The SEC also determined that BNY Mellon violated the FCPA’s internal controls requirement. While BNY Mellon had a broad FCPA policy, the bank failed to ensure that its employees understood the policy and received appropriate training, especially with respect to hiring. Human resources personnel were not trained to flag potentially problematic hires. Senior managers had the authority to hire individuals without any review by legal or compliance staff. The SEC found that BNY Mellon’s internal controls were not tailored to address the specific corruption risks inherent in the bank’s business.

The settlement with the SEC included $8.3 million in disgorgement and $1.5 million in prejudgment interest. It also included a $5 million penalty. The penalty probably would have been higher if BNY Mellon had not cooperated with the SEC’s investigation.

The BNY Mellon case is an important reminder that bribery is not limited to cash payments.
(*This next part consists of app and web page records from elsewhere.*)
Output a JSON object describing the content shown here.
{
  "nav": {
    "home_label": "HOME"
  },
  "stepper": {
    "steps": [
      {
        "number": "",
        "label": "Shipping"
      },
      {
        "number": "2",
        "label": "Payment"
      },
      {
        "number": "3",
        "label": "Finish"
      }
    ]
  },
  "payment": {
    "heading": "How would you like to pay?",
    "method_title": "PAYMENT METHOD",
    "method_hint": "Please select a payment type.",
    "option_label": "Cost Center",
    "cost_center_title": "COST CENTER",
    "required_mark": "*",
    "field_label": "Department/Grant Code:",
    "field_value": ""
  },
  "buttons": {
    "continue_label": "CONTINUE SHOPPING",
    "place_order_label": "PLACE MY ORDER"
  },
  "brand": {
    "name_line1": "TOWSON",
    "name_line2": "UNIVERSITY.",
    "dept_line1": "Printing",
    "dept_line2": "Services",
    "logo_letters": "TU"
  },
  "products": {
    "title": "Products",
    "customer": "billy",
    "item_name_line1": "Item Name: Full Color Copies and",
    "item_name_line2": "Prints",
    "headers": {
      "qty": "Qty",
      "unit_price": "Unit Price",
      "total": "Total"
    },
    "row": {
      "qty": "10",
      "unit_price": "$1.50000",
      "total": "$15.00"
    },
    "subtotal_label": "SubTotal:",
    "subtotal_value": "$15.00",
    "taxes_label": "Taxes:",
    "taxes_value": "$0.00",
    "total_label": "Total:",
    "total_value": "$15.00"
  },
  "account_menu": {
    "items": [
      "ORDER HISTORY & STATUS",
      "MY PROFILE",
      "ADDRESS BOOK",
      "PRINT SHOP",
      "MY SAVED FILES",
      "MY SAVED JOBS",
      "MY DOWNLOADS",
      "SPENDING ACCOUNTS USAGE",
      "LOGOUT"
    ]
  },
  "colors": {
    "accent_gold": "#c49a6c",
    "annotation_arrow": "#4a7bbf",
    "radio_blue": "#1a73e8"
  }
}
The FCPA prohibits companies from offering anything of value to improperly influence foreign officials, including jobs or internships.

Since the SEC has signaled that hiring practices will be subject to scrutiny, companies must have hiring policies and procedures that take into account FCPA risks. These policies and procedures should include appropriate FCPA training for all employees. Human resources personnel should be trained to flag unusual hires, which should then be reviewed by legal or compliance staff.

As evidenced by the actions of BNY Mellon, broad FCPA policies are insufficient. Businesses should take care to specifically tailor internal controls to the corruption risks faced by their individual business.